What lines below contain the string "Mood"? List them all.

:: EXERCISE DATA ::

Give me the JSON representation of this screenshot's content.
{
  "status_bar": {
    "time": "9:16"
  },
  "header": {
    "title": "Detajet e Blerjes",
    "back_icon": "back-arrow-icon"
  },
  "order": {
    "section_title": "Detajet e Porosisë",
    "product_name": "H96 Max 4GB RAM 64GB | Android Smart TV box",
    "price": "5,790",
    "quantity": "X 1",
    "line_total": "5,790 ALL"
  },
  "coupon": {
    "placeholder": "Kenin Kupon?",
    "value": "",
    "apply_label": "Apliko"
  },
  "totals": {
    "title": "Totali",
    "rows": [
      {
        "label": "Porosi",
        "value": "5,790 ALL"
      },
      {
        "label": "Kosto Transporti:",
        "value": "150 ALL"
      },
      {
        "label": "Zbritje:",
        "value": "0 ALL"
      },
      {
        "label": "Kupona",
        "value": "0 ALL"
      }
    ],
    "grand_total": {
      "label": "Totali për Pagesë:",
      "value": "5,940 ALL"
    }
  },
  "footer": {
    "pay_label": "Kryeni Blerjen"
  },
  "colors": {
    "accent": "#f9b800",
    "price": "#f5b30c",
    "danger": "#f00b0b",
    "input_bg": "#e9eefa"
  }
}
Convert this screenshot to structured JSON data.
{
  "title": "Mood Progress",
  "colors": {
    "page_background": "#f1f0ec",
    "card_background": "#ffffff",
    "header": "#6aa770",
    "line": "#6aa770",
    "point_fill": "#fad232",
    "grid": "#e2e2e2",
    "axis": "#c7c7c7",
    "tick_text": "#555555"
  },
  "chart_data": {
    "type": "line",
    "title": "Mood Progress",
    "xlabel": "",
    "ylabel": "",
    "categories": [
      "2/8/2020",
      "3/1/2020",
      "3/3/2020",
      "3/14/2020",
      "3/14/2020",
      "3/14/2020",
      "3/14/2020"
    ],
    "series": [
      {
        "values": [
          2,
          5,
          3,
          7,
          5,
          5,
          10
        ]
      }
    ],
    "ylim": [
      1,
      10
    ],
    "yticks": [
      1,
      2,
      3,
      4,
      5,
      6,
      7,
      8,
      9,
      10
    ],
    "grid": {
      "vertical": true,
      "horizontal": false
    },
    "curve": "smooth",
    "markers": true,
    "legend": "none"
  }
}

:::

YOUR RESPONSE:
  "title": "Mood Progress",
    "title": "Mood Progress",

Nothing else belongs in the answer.